* _WHAT THIS TASK INVOLVES_:
Say how many lines of the data contain "Health", and nothing more.

EXTRACTED DATA: Begin

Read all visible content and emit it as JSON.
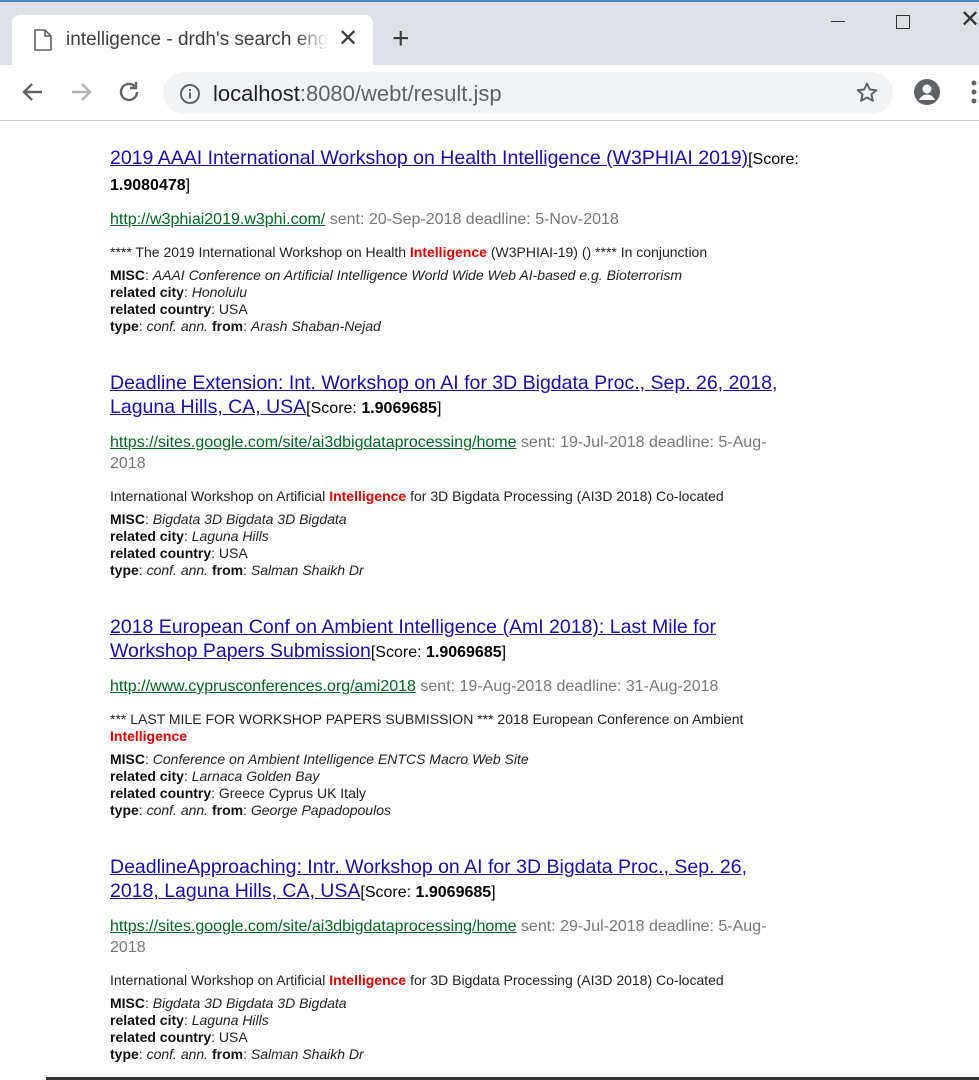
{
  "browser": {
    "tab_title": "intelligence - drdh's search engine",
    "tab_close": "✕",
    "new_tab": "+",
    "url_host": "localhost",
    "url_rest": ":8080/webt/result.jsp"
  },
  "search": {
    "highlight_term": "Intelligence"
  },
  "results": [
    {
      "title": "2019 AAAI International Workshop on Health Intelligence (W3PHIAI 2019)",
      "score_label": "Score: ",
      "score": "1.9080478",
      "url": "http://w3phiai2019.w3phi.com/",
      "sent": "sent: 20-Sep-2018 deadline: 5-Nov-2018",
      "snippet_before": "**** The 2019 International Workshop on Health ",
      "snippet_after": " (W3PHIAI-19) () **** In conjunction",
      "misc_label": "MISC",
      "misc": "AAAI Conference on Artificial Intelligence World Wide Web AI-based e.g. Bioterrorism",
      "city_label": "related city",
      "city": "Honolulu",
      "country_label": "related country",
      "country": "USA",
      "type_label": "type",
      "type": "conf. ann.",
      "from_label": "from",
      "from": "Arash Shaban-Nejad"
    },
    {
      "title": "Deadline Extension: Int. Workshop on AI for 3D Bigdata Proc., Sep. 26, 2018, Laguna Hills, CA, USA",
      "score_label": "Score: ",
      "score": "1.9069685",
      "url": "https://sites.google.com/site/ai3dbigdataprocessing/home",
      "sent": "sent: 19-Jul-2018 deadline: 5-Aug-2018",
      "snippet_before": "International Workshop on Artificial ",
      "snippet_after": " for 3D Bigdata Processing (AI3D 2018) Co-located",
      "misc_label": "MISC",
      "misc": "Bigdata 3D Bigdata 3D Bigdata",
      "city_label": "related city",
      "city": "Laguna Hills",
      "country_label": "related country",
      "country": "USA",
      "type_label": "type",
      "type": "conf. ann.",
      "from_label": "from",
      "from": "Salman Shaikh Dr"
    },
    {
      "title": "2018 European Conf on Ambient Intelligence (AmI 2018): Last Mile for Workshop Papers Submission",
      "score_label": "Score: ",
      "score": "1.9069685",
      "url": "http://www.cyprusconferences.org/ami2018",
      "sent": "sent: 19-Aug-2018 deadline: 31-Aug-2018",
      "snippet_before": "*** LAST MILE FOR WORKSHOP PAPERS SUBMISSION *** 2018 European Conference on Ambient ",
      "snippet_after": "",
      "misc_label": "MISC",
      "misc": "Conference on Ambient Intelligence ENTCS Macro Web Site",
      "city_label": "related city",
      "city": "Larnaca Golden Bay",
      "country_label": "related country",
      "country": "Greece Cyprus UK Italy",
      "type_label": "type",
      "type": "conf. ann.",
      "from_label": "from",
      "from": "George Papadopoulos"
    },
    {
      "title": "DeadlineApproaching: Intr. Workshop on AI for 3D Bigdata Proc., Sep. 26, 2018, Laguna Hills, CA, USA",
      "score_label": "Score: ",
      "score": "1.9069685",
      "url": "https://sites.google.com/site/ai3dbigdataprocessing/home",
      "sent": "sent: 29-Jul-2018 deadline: 5-Aug-2018",
      "snippet_before": "International Workshop on Artificial ",
      "snippet_after": " for 3D Bigdata Processing (AI3D 2018) Co-located",
      "misc_label": "MISC",
      "misc": "Bigdata 3D Bigdata 3D Bigdata",
      "city_label": "related city",
      "city": "Laguna Hills",
      "country_label": "related country",
      "country": "USA",
      "type_label": "type",
      "type": "conf. ann.",
      "from_label": "from",
      "from": "Salman Shaikh Dr"
    }
  ]
}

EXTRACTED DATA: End

* _EXERCISE RESULT_:
2